ROCE can be useful when making comparisons, such as between similar companies. Zhengye International Holdings’s ROCE appears to be substantially greater than the 13% average in the Packaging industry. I think that’s good to see, since it implies the company is better than other companies at making the most of its capital. Regardless of where Zhengye International Holdings sits next to its industry, its ROCE in absolute terms appears satisfactory, and this company could be worth a closer look.
In our analysis, Zhengye International Holdings’s ROCE appears to be 19%, compared to 3 years ago, when its ROCE was 11%. This makes us think the business might be improving.
It is important to remember that ROCE shows past performance, and is not necessarily predictive. ROCE can be deceptive for cyclical businesses, as returns can look incredible in boom times, and terribly low in downturns. ROCE is only a point-in-time measure. How cyclical is Zhengye International Holdings? You can see for yourself by looking at this free graph of past earnings, revenue and cash flow.
How Zhengye International Holdings’s Current Liabilities Impact Its ROCE
Short term (or current) liabilities, are things like supplier invoices, overdrafts, or tax bills that need to be paid within 12 months. The ROCE equation subtracts current liabilities from capital employed, so a company with a lot of current liabilities appears to have less capital employed, and a higher ROCE than otherwise. To counteract this, we check if a company has high current liabilities, relative to its total assets.
Zhengye International Holdings has total liabilities of CN¥1.5b and total assets of CN¥2.7b. As a result, its current liabilities are equal to approximately 56% of its total assets. This is admittedly a high level of current liabilities, improving ROCE substantially.
What We Can Learn From Zhengye International Holdings’s ROCE
The ROCE would not look as appealing if the company had fewer current liabilities. You might be able to find a better buy than Zhengye International Holdings. If you want a selection of possible winners, check out this free list of interesting companies that trade on a P/E below 20 (but have proven they can grow earnings).
I will like Zhengye International Holdings better if I see some big insider buys. While we wait, check out this free list of growing companies with considerable, recent, insider buying.
To help readers see past the short term volatility of the financial market, we aim to bring you a long-term focused research analysis purely driven by fundamental data. Note that our analysis does not factor in the latest price-sensitive company announcements.

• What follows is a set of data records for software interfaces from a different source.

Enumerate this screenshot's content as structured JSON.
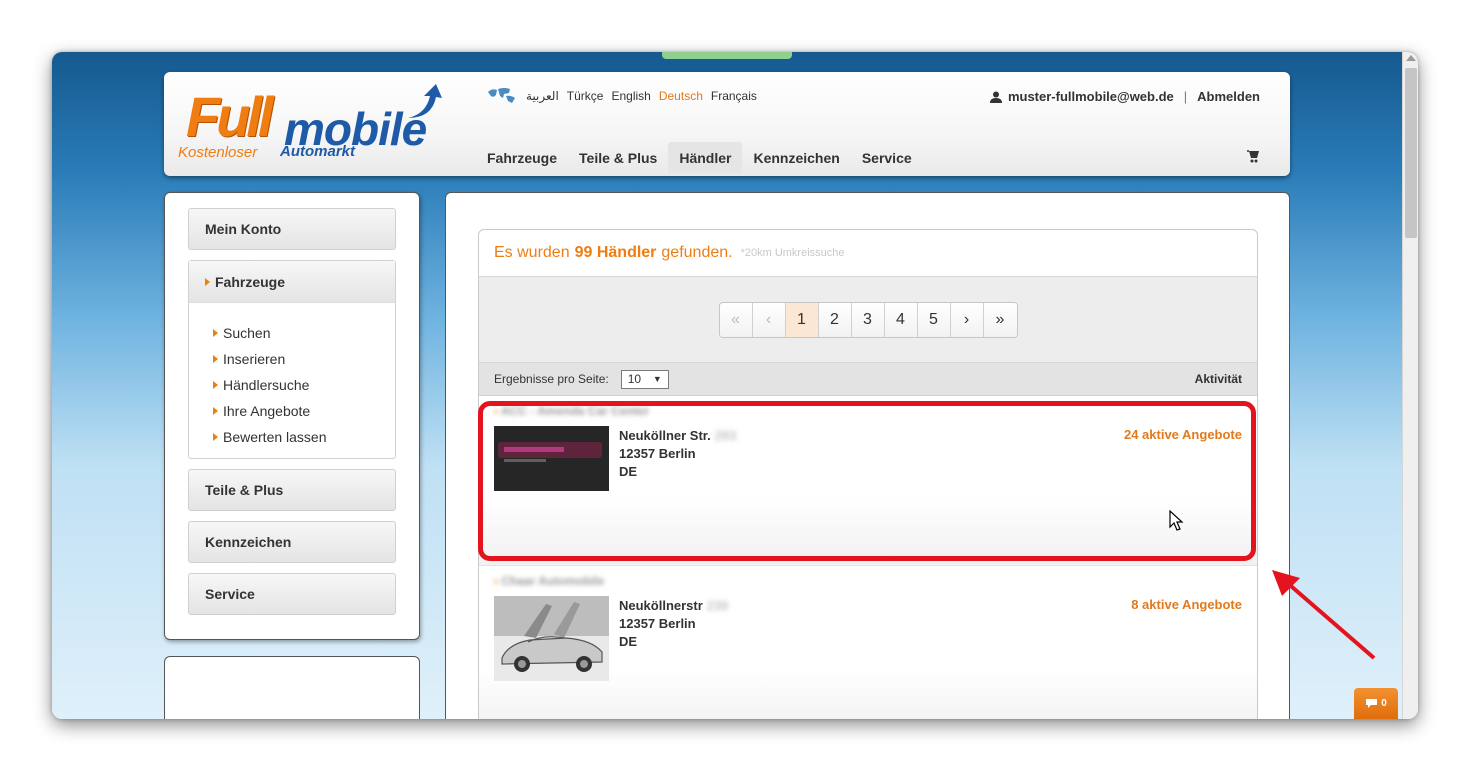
{
  "header": {
    "logo": {
      "word_a": "Full",
      "word_b": "mobile",
      "tagline_a": "Kostenloser",
      "tagline_b": "Automarkt"
    },
    "languages": [
      {
        "label": "العربية",
        "active": false
      },
      {
        "label": "Türkçe",
        "active": false
      },
      {
        "label": "English",
        "active": false
      },
      {
        "label": "Deutsch",
        "active": true
      },
      {
        "label": "Français",
        "active": false
      }
    ],
    "user_email": "muster-fullmobile@web.de",
    "separator": "|",
    "logout_label": "Abmelden",
    "nav": [
      {
        "label": "Fahrzeuge",
        "active": false
      },
      {
        "label": "Teile & Plus",
        "active": false
      },
      {
        "label": "Händler",
        "active": true
      },
      {
        "label": "Kennzeichen",
        "active": false
      },
      {
        "label": "Service",
        "active": false
      }
    ]
  },
  "sidebar": {
    "mein_konto": "Mein Konto",
    "fahrzeuge": "Fahrzeuge",
    "fahrzeuge_items": [
      "Suchen",
      "Inserieren",
      "Händlersuche",
      "Ihre Angebote",
      "Bewerten lassen"
    ],
    "teile_plus": "Teile & Plus",
    "kennzeichen": "Kennzeichen",
    "service": "Service"
  },
  "results": {
    "prefix": "Es wurden",
    "count": "99 Händler",
    "suffix": "gefunden.",
    "radius_note": "*20km Umkreissuche",
    "pagination": {
      "first": "«",
      "prev": "‹",
      "pages": [
        "1",
        "2",
        "3",
        "4",
        "5"
      ],
      "current": "1",
      "next": "›",
      "last": "»"
    },
    "per_page_label": "Ergebnisse pro Seite:",
    "per_page_value": "10",
    "activity_label": "Aktivität",
    "dealers": [
      {
        "name": "ACC - Amenda Car Center",
        "street": "Neuköllner Str.",
        "number": "283",
        "city": "12357 Berlin",
        "country": "DE",
        "offers": "24 aktive Angebote"
      },
      {
        "name": "Chaar Automobile",
        "street": "Neuköllnerstr",
        "number": "239",
        "city": "12357 Berlin",
        "country": "DE",
        "offers": "8 aktive Angebote"
      }
    ]
  },
  "chat": {
    "count": "0"
  },
  "colors": {
    "accent": "#ef7d12",
    "brand_blue": "#1e5aa8",
    "highlight": "#e4141e"
  }
}
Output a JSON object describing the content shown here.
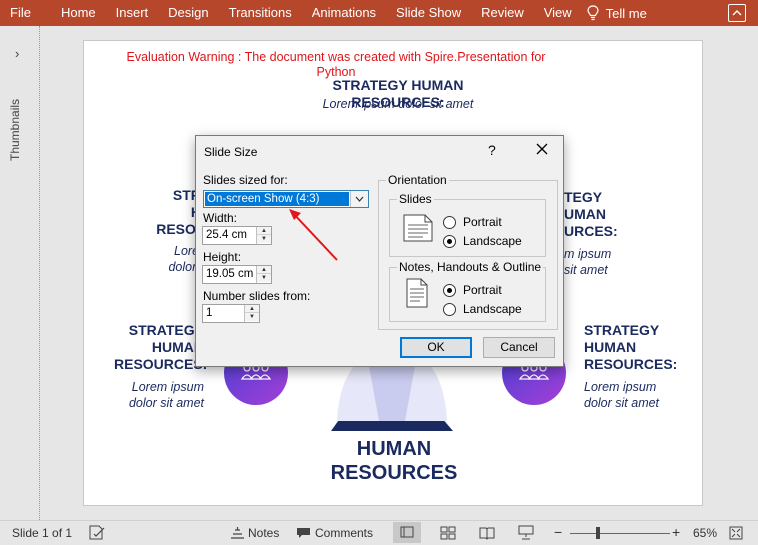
{
  "ribbon": {
    "tabs": [
      "File",
      "Home",
      "Insert",
      "Design",
      "Transitions",
      "Animations",
      "Slide Show",
      "Review",
      "View"
    ],
    "tell_me": "Tell me",
    "color": "#b7472a"
  },
  "thumbnails": {
    "label": "Thumbnails"
  },
  "slide": {
    "warning": "Evaluation Warning : The document was created with Spire.Presentation for Python",
    "top_heading": "STRATEGY HUMAN RESOURCES:",
    "top_sub": "Lorem ipsum dolor sit amet",
    "left_mid_heading_l1": "STRA",
    "left_mid_heading_l2": "H",
    "left_mid_heading_l3": "RESOU",
    "left_mid_sub_l1": "Loren",
    "left_mid_sub_l2": "dolor s",
    "right_mid_heading_l1": "TEGY",
    "right_mid_heading_l2": "UMAN",
    "right_mid_heading_l3": "URCES:",
    "right_mid_sub_l1": "m ipsum",
    "right_mid_sub_l2": "sit amet",
    "left_bot_heading_l1": "STRATEGY",
    "left_bot_heading_l2": "HUMAN",
    "left_bot_heading_l3": "RESOURCES:",
    "left_bot_sub_l1": "Lorem ipsum",
    "left_bot_sub_l2": "dolor sit amet",
    "right_bot_heading_l1": "STRATEGY",
    "right_bot_heading_l2": "HUMAN",
    "right_bot_heading_l3": "RESOURCES:",
    "right_bot_sub_l1": "Lorem ipsum",
    "right_bot_sub_l2": "dolor sit amet",
    "title_l1": "HUMAN",
    "title_l2": "RESOURCES",
    "text_color": "#1b2a5e",
    "warning_color": "#e0161a"
  },
  "dialog": {
    "title": "Slide Size",
    "help": "?",
    "sized_for_label": "Slides sized for:",
    "sized_for_value": "On-screen Show (4:3)",
    "width_label": "Width:",
    "width_value": "25.4 cm",
    "height_label": "Height:",
    "height_value": "19.05 cm",
    "number_from_label": "Number slides from:",
    "number_from_value": "1",
    "orientation_label": "Orientation",
    "slides_group": "Slides",
    "slides_portrait": "Portrait",
    "slides_landscape": "Landscape",
    "slides_selected": "Landscape",
    "notes_group": "Notes, Handouts & Outline",
    "notes_portrait": "Portrait",
    "notes_landscape": "Landscape",
    "notes_selected": "Portrait",
    "ok": "OK",
    "cancel": "Cancel"
  },
  "status": {
    "slide_of": "Slide 1 of 1",
    "notes": "Notes",
    "comments": "Comments",
    "zoom": "65%"
  }
}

The author is an independent contributor and at the time of publication had no position in the stocks mentioned. For errors that warrant correction please contact the editor at email@example.com.